|Tracks usually show all five toes, but sometimes only four are visible|
|Large C-shaped pads behind the toes|
|Sharp claws create the appearance of pointed toes in the tracks|
River otter tracks are typically about 3-1/4 inches wide and up to 4 inches long. The toes are widely spread apart and are partially webbed. Otter tracks are typically about 12 to 24 inches apart, as this is their running stride length.
Otters have five toes on each foot, and these are typically well-defined in their tracks. Sometimes, though, the tracks only show four toes. They also have large C-shaped rear pads. The heel pad is sometimes defined in the tracks as well. The toes in otter tracks often look pointed, indicating the presence of sharp claws.
Otters frequently travel from one body of water to another, looking for food. They often move around streams, creeks, and ditches that lead to lakes and ponds.
Because otters are very playful and social, it’s not uncommon to find multiple sets of otter tracks. They like to run and slide together.
River Otter Tracks in Mud
Perhaps the most complete picture you can get of the actual otter tracks will be in the mud. This is the only substrate where the partial webbing between their toes may be visible in the tracks. Tail dragging is also more visible in muddy environments.
River Otter Tracks in Snow
Although otter tracks may be more well-defined in the mud, you can easily distinguish them in the snow. They tend to slide much more in the snow, as this is actually a preferred way to move when there is a lot of snow on the ground.
Since the slides are one of the most reliable ways to determine that these are indeed otter tracks, the snow might present a more complete picture of all of their movement.
Distinguishing Markers Appearing Alongside Otter Tracks
The most well-known way to distinguish otter tracks is slides in mud or snow. This is because they tend to slide on their bellies as they move. On riverbanks, these slides can be up to 8 inches wide, and they can be about a foot wide in the snow. In these cases, you can also see blurred footprints when the otter has pushed itself for momentum.

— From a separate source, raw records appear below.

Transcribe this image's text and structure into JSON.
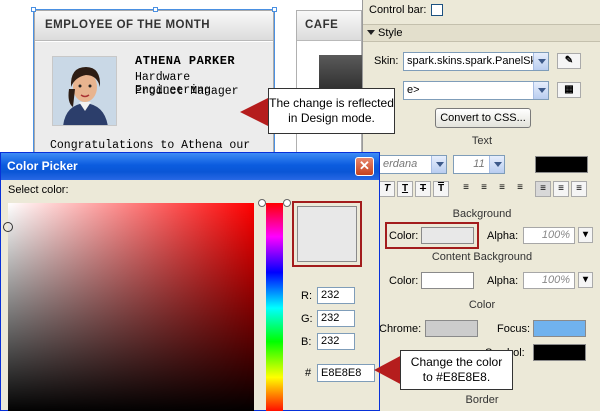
{
  "design": {
    "employee_panel": {
      "title": "EMPLOYEE OF THE MONTH",
      "name": "ATHENA PARKER",
      "role_line1": "Hardware Engineering",
      "role_line2": "Product Manager",
      "body_text": "Congratulations to Athena our"
    },
    "cafe_panel": {
      "title": "CAFE"
    }
  },
  "callouts": {
    "design_mode_line1": "The change is reflected",
    "design_mode_line2": "in Design mode.",
    "change_color_line1": "Change the color",
    "change_color_line2": "to #E8E8E8."
  },
  "properties": {
    "control_bar_label": "Control bar:",
    "style_section": "Style",
    "skin_label": "Skin:",
    "skin_value": "spark.skins.spark.PanelSk",
    "style_combo_value": "e>",
    "convert_button": "Convert to CSS...",
    "text_section": "Text",
    "font_value": "erdana",
    "font_size_value": "11",
    "format_buttons": [
      "T",
      "T",
      "T",
      "T"
    ],
    "background_section": "Background",
    "color_label": "Color:",
    "alpha_label": "Alpha:",
    "alpha_value": "100%",
    "content_background_section": "Content Background",
    "content_color_label": "Color:",
    "content_alpha_label": "Alpha:",
    "content_alpha_value": "100%",
    "color_section": "Color",
    "chrome_label": "Chrome:",
    "focus_label": "Focus:",
    "symbol_label": "Symbol:",
    "border_section": "Border",
    "colors": {
      "font_color": "#000000",
      "background_color": "#e8e8e8",
      "content_background_color": "#ffffff",
      "chrome_color": "#cccccc",
      "focus_color": "#70b2ee",
      "symbol_color": "#000000"
    }
  },
  "color_picker": {
    "title": "Color Picker",
    "select_label": "Select color:",
    "r_label": "R:",
    "g_label": "G:",
    "b_label": "B:",
    "hex_label": "#",
    "r_value": "232",
    "g_value": "232",
    "b_value": "232",
    "hex_value": "E8E8E8",
    "selected_color": "#e8e8e8"
  }
}
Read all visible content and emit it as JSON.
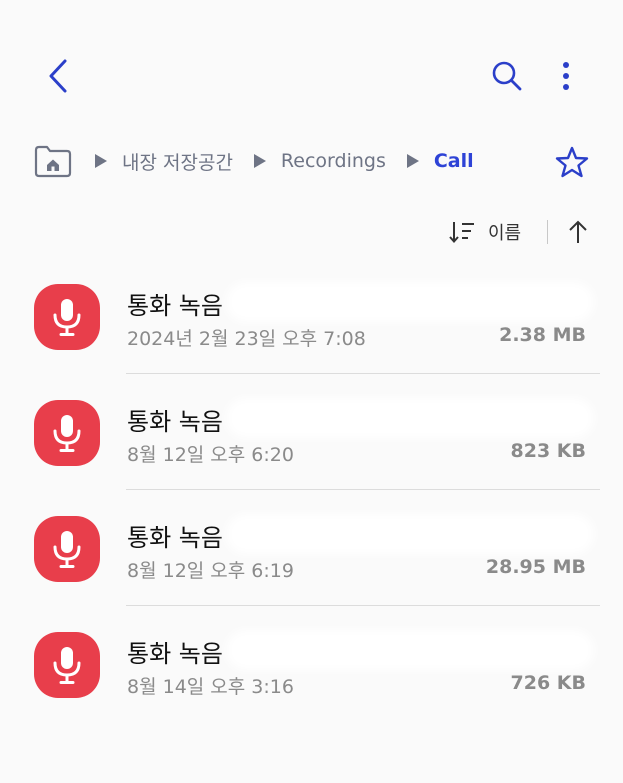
{
  "toolbar": {
    "back_icon": "chevron-left-icon",
    "search_icon": "search-icon",
    "more_icon": "more-vertical-icon"
  },
  "breadcrumb": {
    "home_icon": "home-folder-icon",
    "items": [
      "내장 저장공간",
      "Recordings",
      "Call"
    ],
    "favorite_icon": "star-icon"
  },
  "sort": {
    "label": "이름",
    "order_icon": "arrow-up-icon"
  },
  "files": [
    {
      "title": "통화 녹음",
      "date": "2024년 2월 23일 오후 7:08",
      "size": "2.38 MB"
    },
    {
      "title": "통화 녹음",
      "date": "8월 12일 오후 6:20",
      "size": "823 KB"
    },
    {
      "title": "통화 녹음",
      "date": "8월 12일 오후 6:19",
      "size": "28.95 MB"
    },
    {
      "title": "통화 녹음",
      "date": "8월 14일 오후 3:16",
      "size": "726 KB"
    }
  ],
  "colors": {
    "accent": "#2e43d6",
    "icon_bg": "#e83e4b",
    "muted": "#8a8a8a"
  }
}
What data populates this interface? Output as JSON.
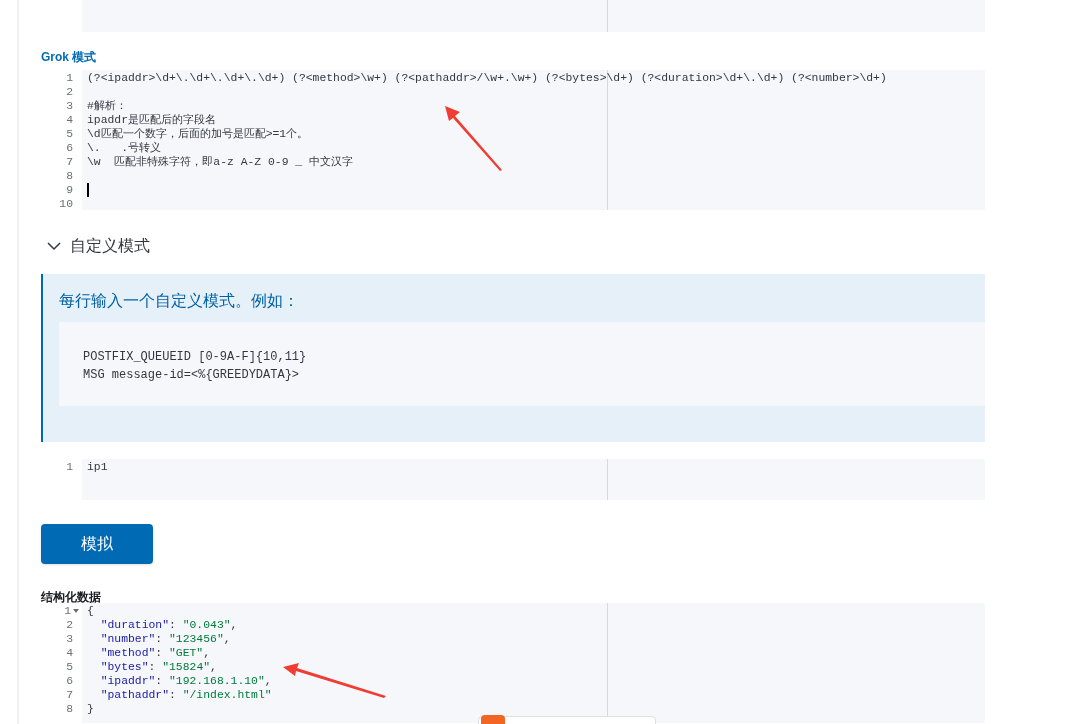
{
  "grok": {
    "label": "Grok 模式",
    "lines": [
      {
        "number": "1",
        "text": "(?<ipaddr>\\d+\\.\\d+\\.\\d+\\.\\d+) (?<method>\\w+) (?<pathaddr>/\\w+.\\w+) (?<bytes>\\d+) (?<duration>\\d+\\.\\d+) (?<number>\\d+)",
        "cursor": false
      },
      {
        "number": "2",
        "cursor": false
      },
      {
        "number": "3",
        "text": "#解析：",
        "cursor": false
      },
      {
        "number": "4",
        "text": "ipaddr是匹配后的字段名",
        "cursor": false
      },
      {
        "number": "5",
        "text": "\\d匹配一个数字，后面的加号是匹配>=1个。",
        "cursor": false
      },
      {
        "number": "6",
        "text": "\\.   .号转义",
        "cursor": false
      },
      {
        "number": "7",
        "text": "\\w  匹配非特殊字符，即a-z A-Z 0-9 _ 中文汉字",
        "cursor": false
      },
      {
        "number": "8",
        "cursor": false
      },
      {
        "number": "9",
        "cursor": true
      },
      {
        "number": "10",
        "cursor": false
      }
    ]
  },
  "custom": {
    "title": "自定义模式",
    "expanded": true,
    "callout": {
      "title": "每行输入一个自定义模式。例如：",
      "code": [
        "POSTFIX_QUEUEID [0-9A-F]{10,11}",
        "MSG message-id=<%{GREEDYDATA}>"
      ]
    },
    "editor": {
      "lines": [
        {
          "number": "1",
          "text": "ip1",
          "cursor": false
        }
      ]
    }
  },
  "simulate_button": "模拟",
  "output": {
    "label": "结构化数据",
    "line_numbers": [
      "1",
      "2",
      "3",
      "4",
      "5",
      "6",
      "7",
      "8"
    ],
    "lines": [
      [
        {
          "kind": "punct",
          "text": "{"
        }
      ],
      [
        {
          "kind": "key",
          "text": "  \"duration\""
        },
        {
          "kind": "punct",
          "text": ": "
        },
        {
          "kind": "string",
          "text": "\"0.043\""
        },
        {
          "kind": "punct",
          "text": ","
        }
      ],
      [
        {
          "kind": "key",
          "text": "  \"number\""
        },
        {
          "kind": "punct",
          "text": ": "
        },
        {
          "kind": "string",
          "text": "\"123456\""
        },
        {
          "kind": "punct",
          "text": ","
        }
      ],
      [
        {
          "kind": "key",
          "text": "  \"method\""
        },
        {
          "kind": "punct",
          "text": ": "
        },
        {
          "kind": "string",
          "text": "\"GET\""
        },
        {
          "kind": "punct",
          "text": ","
        }
      ],
      [
        {
          "kind": "key",
          "text": "  \"bytes\""
        },
        {
          "kind": "punct",
          "text": ": "
        },
        {
          "kind": "string",
          "text": "\"15824\""
        },
        {
          "kind": "punct",
          "text": ","
        }
      ],
      [
        {
          "kind": "key",
          "text": "  \"ipaddr\""
        },
        {
          "kind": "punct",
          "text": ": "
        },
        {
          "kind": "string",
          "text": "\"192.168.1.10\""
        },
        {
          "kind": "punct",
          "text": ","
        }
      ],
      [
        {
          "kind": "key",
          "text": "  \"pathaddr\""
        },
        {
          "kind": "punct",
          "text": ": "
        },
        {
          "kind": "string",
          "text": "\"/index.html\""
        }
      ],
      [
        {
          "kind": "punct",
          "text": "}"
        }
      ]
    ],
    "folded": false
  }
}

When otters slide downhill, the slide may keep going without interruptions for long distances. However, if they are sliding on level ground or uphill, slides will likely be punctuated with their tracks as they propel themselves forward.
The tracks of otters and fishers (a closely related mustelid) are very similar, but the slides distinguish the otter tracks. Otters are social and swim and slide quite a bit. In contrast, fishers are solitary, don’t slide often at all, and climb rather than swim.
Groups of Tracks
You are much more likely to see single sets of fisher tracks than evidence of a group running together. Otters like to run and play in groups. Also, trails of otter tracks are more likely to disappear into the water, while those of fisher tracks will disappear at the bottoms of trees instead.
Rolling Around on the Ground
Otters can also roll around in certain areas, particularly along marshes and water edges. You may see flattened areas up to 6.5 feet wide. These areas may also appear to have been raked and scratched. When they do this, they often leave a musky scent. Although you may not be able to detect this scent, the nose of a dog is sensitive enough to pick up on it.
Sometimes, otters’ tails will drag on the ground while they are walking. You will see the tail drag along with their tracks.
Otter poop is also a way to differentiate auto tracks from those of other animals. Usually, when fresh, they are just splats of black matter. However, when they decay, you can see fish scales/bones or the remains of crayfish. The scat also gets lighter over time, looking gray or white after a while. Otter scat has a very similar appearance to raccoon scat, but the tracks left by their feet look different from those of raccoons.
The photo featured at the top of this post is © Tatyana Step/Shutterstock.com
Thank you for reading! Have some feedback for us? Contact the AZ Animals editorial team.